What you need to do: Copy the records below without altering a single word.

-----

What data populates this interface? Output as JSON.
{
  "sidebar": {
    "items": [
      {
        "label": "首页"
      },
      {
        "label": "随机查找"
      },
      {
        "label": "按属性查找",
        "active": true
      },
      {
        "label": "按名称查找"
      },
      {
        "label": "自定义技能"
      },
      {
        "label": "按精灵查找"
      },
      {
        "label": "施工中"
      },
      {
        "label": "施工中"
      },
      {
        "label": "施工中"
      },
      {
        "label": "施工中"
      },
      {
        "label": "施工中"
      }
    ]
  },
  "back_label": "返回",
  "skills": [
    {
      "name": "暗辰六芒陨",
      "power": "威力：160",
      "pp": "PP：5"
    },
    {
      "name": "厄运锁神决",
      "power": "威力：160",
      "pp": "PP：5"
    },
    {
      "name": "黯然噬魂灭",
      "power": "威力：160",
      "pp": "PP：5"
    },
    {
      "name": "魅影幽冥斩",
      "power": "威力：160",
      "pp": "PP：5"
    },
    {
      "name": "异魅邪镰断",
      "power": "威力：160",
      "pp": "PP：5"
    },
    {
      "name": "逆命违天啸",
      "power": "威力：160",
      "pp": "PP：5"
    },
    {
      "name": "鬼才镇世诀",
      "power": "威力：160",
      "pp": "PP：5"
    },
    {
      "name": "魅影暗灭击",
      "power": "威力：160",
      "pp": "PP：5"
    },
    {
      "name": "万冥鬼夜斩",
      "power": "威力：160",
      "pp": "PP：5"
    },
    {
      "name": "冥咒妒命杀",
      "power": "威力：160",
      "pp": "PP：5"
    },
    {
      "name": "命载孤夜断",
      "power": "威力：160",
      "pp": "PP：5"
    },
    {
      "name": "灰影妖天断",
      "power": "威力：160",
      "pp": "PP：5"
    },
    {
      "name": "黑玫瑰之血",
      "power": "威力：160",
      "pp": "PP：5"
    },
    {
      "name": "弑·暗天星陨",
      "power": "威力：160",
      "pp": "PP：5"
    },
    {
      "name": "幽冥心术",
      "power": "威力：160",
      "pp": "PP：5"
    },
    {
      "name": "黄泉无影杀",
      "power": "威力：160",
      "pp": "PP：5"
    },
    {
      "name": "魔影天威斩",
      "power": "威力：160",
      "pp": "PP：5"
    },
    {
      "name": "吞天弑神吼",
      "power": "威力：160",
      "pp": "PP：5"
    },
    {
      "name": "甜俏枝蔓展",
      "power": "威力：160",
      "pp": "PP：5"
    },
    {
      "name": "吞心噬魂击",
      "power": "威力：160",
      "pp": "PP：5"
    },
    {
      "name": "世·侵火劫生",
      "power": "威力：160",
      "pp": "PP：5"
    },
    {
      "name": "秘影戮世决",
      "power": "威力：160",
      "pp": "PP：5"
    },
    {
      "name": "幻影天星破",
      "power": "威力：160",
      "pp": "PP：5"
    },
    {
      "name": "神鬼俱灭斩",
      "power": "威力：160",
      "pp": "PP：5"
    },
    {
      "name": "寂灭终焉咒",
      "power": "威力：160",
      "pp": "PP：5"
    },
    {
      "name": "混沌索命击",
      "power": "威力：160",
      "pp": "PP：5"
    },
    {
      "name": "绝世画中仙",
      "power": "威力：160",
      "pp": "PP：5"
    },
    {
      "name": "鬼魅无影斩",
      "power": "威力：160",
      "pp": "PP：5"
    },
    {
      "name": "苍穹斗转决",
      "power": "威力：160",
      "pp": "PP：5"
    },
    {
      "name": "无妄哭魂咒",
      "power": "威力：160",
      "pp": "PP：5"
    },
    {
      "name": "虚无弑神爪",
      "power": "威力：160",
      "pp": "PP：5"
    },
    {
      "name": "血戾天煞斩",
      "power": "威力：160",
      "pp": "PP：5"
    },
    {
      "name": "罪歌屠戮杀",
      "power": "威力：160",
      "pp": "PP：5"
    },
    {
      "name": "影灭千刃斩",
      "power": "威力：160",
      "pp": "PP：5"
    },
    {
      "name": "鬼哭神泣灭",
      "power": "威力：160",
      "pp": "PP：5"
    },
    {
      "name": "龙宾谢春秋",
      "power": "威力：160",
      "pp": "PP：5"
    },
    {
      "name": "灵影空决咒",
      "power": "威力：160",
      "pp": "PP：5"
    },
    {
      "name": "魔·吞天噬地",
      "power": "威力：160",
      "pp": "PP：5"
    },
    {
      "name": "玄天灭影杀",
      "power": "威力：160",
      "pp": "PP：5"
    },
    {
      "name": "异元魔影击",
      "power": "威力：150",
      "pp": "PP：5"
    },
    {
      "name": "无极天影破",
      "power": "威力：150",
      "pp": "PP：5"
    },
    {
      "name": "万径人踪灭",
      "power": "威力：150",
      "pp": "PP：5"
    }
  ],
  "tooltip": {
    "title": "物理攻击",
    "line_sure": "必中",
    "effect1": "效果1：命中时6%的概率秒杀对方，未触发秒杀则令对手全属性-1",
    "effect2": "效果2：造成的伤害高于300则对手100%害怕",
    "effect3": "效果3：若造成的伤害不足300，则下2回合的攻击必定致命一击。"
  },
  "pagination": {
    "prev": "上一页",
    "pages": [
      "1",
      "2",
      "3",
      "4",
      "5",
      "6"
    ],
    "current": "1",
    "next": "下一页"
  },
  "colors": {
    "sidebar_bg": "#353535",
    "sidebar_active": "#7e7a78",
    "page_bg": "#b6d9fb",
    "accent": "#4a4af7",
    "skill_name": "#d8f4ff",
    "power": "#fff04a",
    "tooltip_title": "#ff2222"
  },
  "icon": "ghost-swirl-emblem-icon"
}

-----

Response box:
What data populates this interface? Output as JSON.
{
  "sidebar": {
    "items": [
      {
        "label": "首页"
      },
      {
        "label": "随机查找"
      },
      {
        "label": "按属性查找",
        "active": true
      },
      {
        "label": "按名称查找"
      },
      {
        "label": "自定义技能"
      },
      {
        "label": "按精灵查找"
      },
      {
        "label": "施工中"
      },
      {
        "label": "施工中"
      },
      {
        "label": "施工中"
      },
      {
        "label": "施工中"
      },
      {
        "label": "施工中"
      }
    ]
  },
  "back_label": "返回",
  "skills": [
    {
      "name": "暗辰六芒陨",
      "power": "威力：160",
      "pp": "PP：5"
    },
    {
      "name": "厄运锁神决",
      "power": "威力：160",
      "pp": "PP：5"
    },
    {
      "name": "黯然噬魂灭",
      "power": "威力：160",
      "pp": "PP：5"
    },
    {
      "name": "魅影幽冥斩",
      "power": "威力：160",
      "pp": "PP：5"
    },
    {
      "name": "异魅邪镰断",
      "power": "威力：160",
      "pp": "PP：5"
    },
    {
      "name": "逆命违天啸",
      "power": "威力：160",
      "pp": "PP：5"
    },
    {
      "name": "鬼才镇世诀",
      "power": "威力：160",
      "pp": "PP：5"
    },
    {
      "name": "魅影暗灭击",
      "power": "威力：160",
      "pp": "PP：5"
    },
    {
      "name": "万冥鬼夜斩",
      "power": "威力：160",
      "pp": "PP：5"
    },
    {
      "name": "冥咒妒命杀",
      "power": "威力：160",
      "pp": "PP：5"
    },
    {
      "name": "命载孤夜断",
      "power": "威力：160",
      "pp": "PP：5"
    },
    {
      "name": "灰影妖天断",
      "power": "威力：160",
      "pp": "PP：5"
    },
    {
      "name": "黑玫瑰之血",
      "power": "威力：160",
      "pp": "PP：5"
    },
    {
      "name": "弑·暗天星陨",
      "power": "威力：160",
      "pp": "PP：5"
    },
    {
      "name": "幽冥心术",
      "power": "威力：160",
      "pp": "PP：5"
    },
    {
      "name": "黄泉无影杀",
      "power": "威力：160",
      "pp": "PP：5"
    },
    {
      "name": "魔影天威斩",
      "power": "威力：160",
      "pp": "PP：5"
    },
    {
      "name": "吞天弑神吼",
      "power": "威力：160",
      "pp": "PP：5"
    },
    {
      "name": "甜俏枝蔓展",
      "power": "威力：160",
      "pp": "PP：5"
    },
    {
      "name": "吞心噬魂击",
      "power": "威力：160",
      "pp": "PP：5"
    },
    {
      "name": "世·侵火劫生",
      "power": "威力：160",
      "pp": "PP：5"
    },
    {
      "name": "秘影戮世决",
      "power": "威力：160",
      "pp": "PP：5"
    },
    {
      "name": "幻影天星破",
      "power": "威力：160",
      "pp": "PP：5"
    },
    {
      "name": "神鬼俱灭斩",
      "power": "威力：160",
      "pp": "PP：5"
    },
    {
      "name": "寂灭终焉咒",
      "power": "威力：160",
      "pp": "PP：5"
    },
    {
      "name": "混沌索命击",
      "power": "威力：160",
      "pp": "PP：5"
    },
    {
      "name": "绝世画中仙",
      "power": "威力：160",
      "pp": "PP：5"
    },
    {
      "name": "鬼魅无影斩",
      "power": "威力：160",
      "pp": "PP：5"
    },
    {
      "name": "苍穹斗转决",
      "power": "威力：160",
      "pp": "PP：5"
    },
    {
      "name": "无妄哭魂咒",
      "power": "威力：160",
      "pp": "PP：5"
    },
    {
      "name": "虚无弑神爪",
      "power": "威力：160",
      "pp": "PP：5"
    },
    {
      "name": "血戾天煞斩",
      "power": "威力：160",
      "pp": "PP：5"
    },
    {
      "name": "罪歌屠戮杀",
      "power": "威力：160",
      "pp": "PP：5"
    },
    {
      "name": "影灭千刃斩",
      "power": "威力：160",
      "pp": "PP：5"
    },
    {
      "name": "鬼哭神泣灭",
      "power": "威力：160",
      "pp": "PP：5"
    },
    {
      "name": "龙宾谢春秋",
      "power": "威力：160",
      "pp": "PP：5"
    },
    {
      "name": "灵影空决咒",
      "power": "威力：160",
      "pp": "PP：5"
    },
    {
      "name": "魔·吞天噬地",
      "power": "威力：160",
      "pp": "PP：5"
    },
    {
      "name": "玄天灭影杀",
      "power": "威力：160",
      "pp": "PP：5"
    },
    {
      "name": "异元魔影击",
      "power": "威力：150",
      "pp": "PP：5"
    },
    {
      "name": "无极天影破",
      "power": "威力：150",
      "pp": "PP：5"
    },
    {
      "name": "万径人踪灭",
      "power": "威力：150",
      "pp": "PP：5"
    }
  ],
  "tooltip": {
    "title": "物理攻击",
    "line_sure": "必中",
    "effect1": "效果1：命中时6%的概率秒杀对方，未触发秒杀则令对手全属性-1",
    "effect2": "效果2：造成的伤害高于300则对手100%害怕",
    "effect3": "效果3：若造成的伤害不足300，则下2回合的攻击必定致命一击。"
  },
  "pagination": {
    "prev": "上一页",
    "pages": [
      "1",
      "2",
      "3",
      "4",
      "5",
      "6"
    ],
    "current": "1",
    "next": "下一页"
  },
  "colors": {
    "sidebar_bg": "#353535",
    "sidebar_active": "#7e7a78",
    "page_bg": "#b6d9fb",
    "accent": "#4a4af7",
    "skill_name": "#d8f4ff",
    "power": "#fff04a",
    "tooltip_title": "#ff2222"
  },
  "icon": "ghost-swirl-emblem-icon"
}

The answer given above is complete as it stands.